* _Your task_
Pictures excluded, return every entry exactly, please.

* _The input_
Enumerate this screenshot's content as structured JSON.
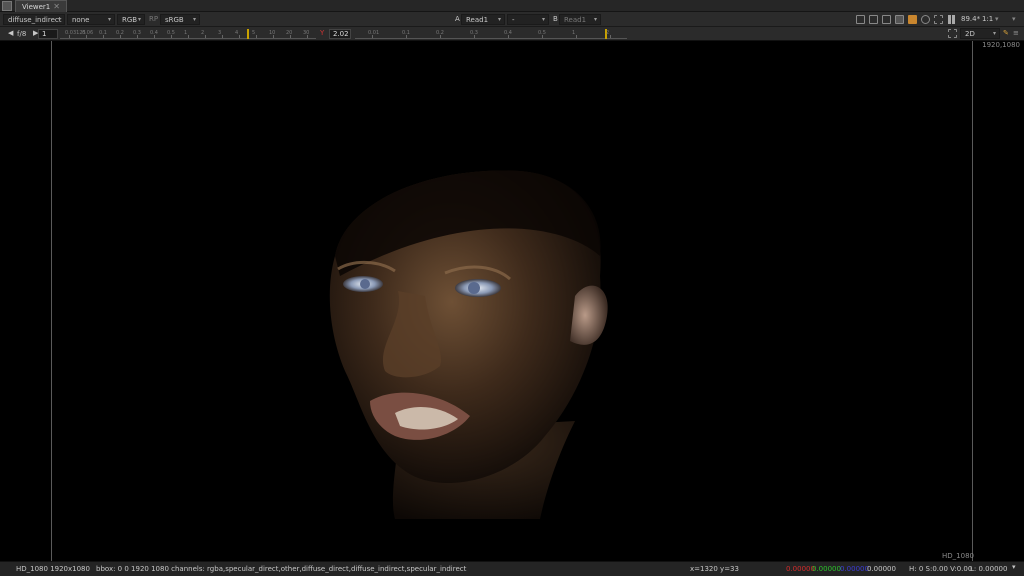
{
  "tab": {
    "title": "Viewer1",
    "close": "✕"
  },
  "toolbar": {
    "layer": "diffuse_indirect",
    "alpha": "none",
    "display_channels": "RGB",
    "proxy_label": "RP",
    "colorspace": "sRGB",
    "input_a_letter": "A",
    "input_a": "Read1",
    "wipe_op": "-",
    "input_b_letter": "B",
    "input_b": "Read1",
    "zoom": "89.4*",
    "ratio": "1:1"
  },
  "timeline": {
    "fstop": "f/8",
    "frame": "1",
    "gain_label": "Y",
    "gain_value": "2.02",
    "view_mode": "2D",
    "left_ticks": [
      "0.03125",
      "0.06",
      "0.1",
      "0.2",
      "0.3",
      "0.4",
      "0.5",
      "1",
      "2",
      "3",
      "4",
      "5",
      "10",
      "20",
      "30"
    ],
    "right_ticks": [
      "0.01",
      "0.1",
      "0.2",
      "0.3",
      "0.4",
      "0.5",
      "1",
      "2"
    ],
    "gain_fraction": 0.73,
    "gamma_fraction": 0.92
  },
  "viewer": {
    "format_top_right": "1920,1080",
    "format_bottom_right": "HD_1080"
  },
  "status": {
    "format": "HD_1080 1920x1080",
    "bbox": "bbox: 0 0 1920 1080 channels: rgba,specular_direct,other,diffuse_direct,diffuse_indirect,specular_indirect",
    "coords": "x=1320 y=33",
    "r": "0.00000",
    "g": "0.00000",
    "b": "0.00000",
    "a": "0.00000",
    "hsv": "H:   0 S:0.00 V:0.00",
    "lum": "L: 0.00000",
    "colors": {
      "r": "#d22b2b",
      "g": "#2bc22b",
      "b": "#3b3bd6"
    }
  },
  "icons": {
    "view_buttons": [
      "roi-icon",
      "rect-icon",
      "clip-icon",
      "overlay-icon",
      "lut-icon",
      "refresh-icon",
      "capture-icon",
      "pause-icon",
      "gpu-icon"
    ],
    "right_icons": [
      "viewer-2d-icon",
      "paint-icon",
      "menu-icon"
    ]
  }
}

* _Output of the task_
Enumerate this screenshot's content as structured JSON.
{
  "tab": {
    "title": "Viewer1",
    "close": "✕"
  },
  "toolbar": {
    "layer": "diffuse_indirect",
    "alpha": "none",
    "display_channels": "RGB",
    "proxy_label": "RP",
    "colorspace": "sRGB",
    "input_a_letter": "A",
    "input_a": "Read1",
    "wipe_op": "-",
    "input_b_letter": "B",
    "input_b": "Read1",
    "zoom": "89.4*",
    "ratio": "1:1"
  },
  "timeline": {
    "fstop": "f/8",
    "frame": "1",
    "gain_label": "Y",
    "gain_value": "2.02",
    "view_mode": "2D",
    "left_ticks": [
      "0.03125",
      "0.06",
      "0.1",
      "0.2",
      "0.3",
      "0.4",
      "0.5",
      "1",
      "2",
      "3",
      "4",
      "5",
      "10",
      "20",
      "30"
    ],
    "right_ticks": [
      "0.01",
      "0.1",
      "0.2",
      "0.3",
      "0.4",
      "0.5",
      "1",
      "2"
    ],
    "gain_fraction": 0.73,
    "gamma_fraction": 0.92
  },
  "viewer": {
    "format_top_right": "1920,1080",
    "format_bottom_right": "HD_1080"
  },
  "status": {
    "format": "HD_1080 1920x1080",
    "bbox": "bbox: 0 0 1920 1080 channels: rgba,specular_direct,other,diffuse_direct,diffuse_indirect,specular_indirect",
    "coords": "x=1320 y=33",
    "r": "0.00000",
    "g": "0.00000",
    "b": "0.00000",
    "a": "0.00000",
    "hsv": "H:   0 S:0.00 V:0.00",
    "lum": "L: 0.00000",
    "colors": {
      "r": "#d22b2b",
      "g": "#2bc22b",
      "b": "#3b3bd6"
    }
  },
  "icons": {
    "view_buttons": [
      "roi-icon",
      "rect-icon",
      "clip-icon",
      "overlay-icon",
      "lut-icon",
      "refresh-icon",
      "capture-icon",
      "pause-icon",
      "gpu-icon"
    ],
    "right_icons": [
      "viewer-2d-icon",
      "paint-icon",
      "menu-icon"
    ]
  }
}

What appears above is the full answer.